And you know what? To me, it's all good. If they're happy, then I'm happy. Plus, we're all on a journey, continually changing. And that's great.

PS I use the spelling "women" because acknowledging our connection to "men" does not mean we are less than them; it means we are the same species.

Friday, January 05, 2007


Narya has written a thought-provoking post about makeup, which has provoked thoughts in me.
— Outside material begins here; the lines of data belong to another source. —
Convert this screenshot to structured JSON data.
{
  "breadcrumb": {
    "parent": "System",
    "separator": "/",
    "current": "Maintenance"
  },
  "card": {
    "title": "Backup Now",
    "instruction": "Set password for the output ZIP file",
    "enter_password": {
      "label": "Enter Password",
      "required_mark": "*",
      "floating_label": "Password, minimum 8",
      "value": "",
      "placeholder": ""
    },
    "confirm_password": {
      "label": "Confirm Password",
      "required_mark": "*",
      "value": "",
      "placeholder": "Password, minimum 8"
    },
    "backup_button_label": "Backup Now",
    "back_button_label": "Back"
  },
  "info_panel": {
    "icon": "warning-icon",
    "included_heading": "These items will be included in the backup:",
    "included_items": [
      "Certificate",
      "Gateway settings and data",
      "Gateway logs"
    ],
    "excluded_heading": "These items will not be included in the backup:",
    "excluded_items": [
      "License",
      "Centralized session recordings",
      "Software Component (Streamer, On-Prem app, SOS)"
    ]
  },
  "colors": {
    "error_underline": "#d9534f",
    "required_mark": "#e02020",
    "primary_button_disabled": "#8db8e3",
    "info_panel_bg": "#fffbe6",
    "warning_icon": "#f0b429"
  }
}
Specifically, I got to thinking about my own relationship with makeup. I'm not a "good" feminist. By that I mean, I largely ignore the "patriarchy". Is there a patriarchy? Maybe. But I believe that choosing our actions in defiance to a patriarchy gives said patriarchy nearly as much power as does dumbly following the patriarchy's dictates. Ergo, I just ignore the patriarchy, and yes, I believe that most women are discerning enough to know what they truly want vs what they think they want because of patriarchal programming. I respect women, in other words. Or, I respect people who know their own minds, and I think those people come from across the gender spectrum, and there may be more of them than are given credit.

So, makeup. My take on it is arguably removed from patriarchal considerations. Or, I should say, I'm not interested in exploring a patriarchal component here, at least not directly.
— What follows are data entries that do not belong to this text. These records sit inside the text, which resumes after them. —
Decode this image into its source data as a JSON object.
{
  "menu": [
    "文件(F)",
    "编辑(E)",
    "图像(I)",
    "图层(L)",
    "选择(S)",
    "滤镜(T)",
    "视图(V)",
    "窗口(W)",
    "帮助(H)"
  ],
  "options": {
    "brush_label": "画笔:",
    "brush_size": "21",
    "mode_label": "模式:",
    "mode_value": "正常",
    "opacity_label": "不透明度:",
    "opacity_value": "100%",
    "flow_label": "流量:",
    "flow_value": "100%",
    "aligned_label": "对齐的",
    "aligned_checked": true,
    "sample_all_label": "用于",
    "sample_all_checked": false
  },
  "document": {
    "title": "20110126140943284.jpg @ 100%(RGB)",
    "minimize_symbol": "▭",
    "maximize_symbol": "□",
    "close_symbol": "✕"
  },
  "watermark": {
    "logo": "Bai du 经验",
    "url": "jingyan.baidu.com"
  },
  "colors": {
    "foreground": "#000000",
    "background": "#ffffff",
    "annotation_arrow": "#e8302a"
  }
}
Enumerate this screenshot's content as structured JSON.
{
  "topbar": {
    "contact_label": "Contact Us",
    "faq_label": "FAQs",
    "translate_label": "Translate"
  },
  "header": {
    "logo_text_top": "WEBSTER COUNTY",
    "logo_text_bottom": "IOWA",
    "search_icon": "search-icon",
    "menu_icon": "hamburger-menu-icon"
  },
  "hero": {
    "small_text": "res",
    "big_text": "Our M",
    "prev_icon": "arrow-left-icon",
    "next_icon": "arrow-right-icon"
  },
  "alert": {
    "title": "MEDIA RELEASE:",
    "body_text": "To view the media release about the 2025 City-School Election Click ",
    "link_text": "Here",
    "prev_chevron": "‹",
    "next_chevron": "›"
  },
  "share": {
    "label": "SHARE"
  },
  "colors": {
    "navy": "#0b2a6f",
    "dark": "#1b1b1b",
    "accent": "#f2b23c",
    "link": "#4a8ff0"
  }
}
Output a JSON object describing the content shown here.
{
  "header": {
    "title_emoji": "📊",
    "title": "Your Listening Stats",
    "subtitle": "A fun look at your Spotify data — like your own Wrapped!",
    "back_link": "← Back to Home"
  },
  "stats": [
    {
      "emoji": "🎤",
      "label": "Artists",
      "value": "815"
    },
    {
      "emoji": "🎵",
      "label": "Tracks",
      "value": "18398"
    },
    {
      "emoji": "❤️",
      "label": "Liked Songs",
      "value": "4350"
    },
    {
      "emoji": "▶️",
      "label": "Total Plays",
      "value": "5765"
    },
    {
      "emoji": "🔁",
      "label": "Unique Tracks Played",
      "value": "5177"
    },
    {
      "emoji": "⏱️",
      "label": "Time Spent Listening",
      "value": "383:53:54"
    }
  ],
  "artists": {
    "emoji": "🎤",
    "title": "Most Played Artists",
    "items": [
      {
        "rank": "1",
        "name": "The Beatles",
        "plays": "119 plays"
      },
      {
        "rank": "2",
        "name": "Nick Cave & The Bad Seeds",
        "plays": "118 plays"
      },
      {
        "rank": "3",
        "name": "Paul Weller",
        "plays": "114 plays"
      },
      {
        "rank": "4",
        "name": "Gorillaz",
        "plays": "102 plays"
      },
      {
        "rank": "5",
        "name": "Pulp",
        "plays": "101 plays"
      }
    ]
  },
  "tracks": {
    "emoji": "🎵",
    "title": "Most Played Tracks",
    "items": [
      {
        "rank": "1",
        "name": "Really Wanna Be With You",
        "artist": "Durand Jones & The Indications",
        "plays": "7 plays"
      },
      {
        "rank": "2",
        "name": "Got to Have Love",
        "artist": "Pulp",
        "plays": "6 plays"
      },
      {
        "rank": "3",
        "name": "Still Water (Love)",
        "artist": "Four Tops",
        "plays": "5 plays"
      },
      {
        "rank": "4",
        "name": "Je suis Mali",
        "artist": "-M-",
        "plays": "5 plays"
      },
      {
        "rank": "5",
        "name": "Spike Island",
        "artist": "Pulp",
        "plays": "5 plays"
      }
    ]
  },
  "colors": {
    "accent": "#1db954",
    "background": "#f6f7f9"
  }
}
I wear it in phases, literally every day for 6 months to a couple years, then not at all for about the same length of time. When I don't wear it, it's just another thing to fuss with and I always oversleep. It's expensive, too. And also, I have a tendency to become so wrapped up in Inner Life (meditation, qi gong, reading, and so forth) that I can totally forget about my outward appearance and one day wake up 35 lbs overweight and in need of a haircut. Then there's the environmental consideration. I can't believe that cosmetics are great for the environment, and the hippy stuff (Aveda, for example) gives me terrible rashes on my face.

Then why do you like makeup, kStyle?, you ask. I applaud your excellent question. In college, I was hanging around the theater department after a dance rehearsal one evening, and I walked by a play rehearsing in Theater Practice Room B. They were in desperate need of a makeup designer, and I walked by, and someone who knew me asked if I would design the makeup, and I shrugged and said, OK. Little did I realize that, without any makeup experience, I would designing makeup for a play based on Indian folklore. Specifically, I had to transform humans into flames and goddesses and a cobra incarnated as a prince.

It was a raging success, and I was soon roped into makeup design for other shows.

And I realized, then, that makeup has awesome transformative power. It can make you into someone else; it can also make you look more like yourself. You can bring out the parts of you that you're feeling more today, and hide the parts that you aren't feeling. You can enhance your projection of your inner self.

I adore makeup, really. But I just don't have time.

Tuesday, January 02, 2007

I resolve...

  • To rest one day per week
  • To make decisions by the litmus test: Does this simplify or complicate my life?
  • To live in a closer circle of yin and yang, not out by the extremes (see point one)
How about you?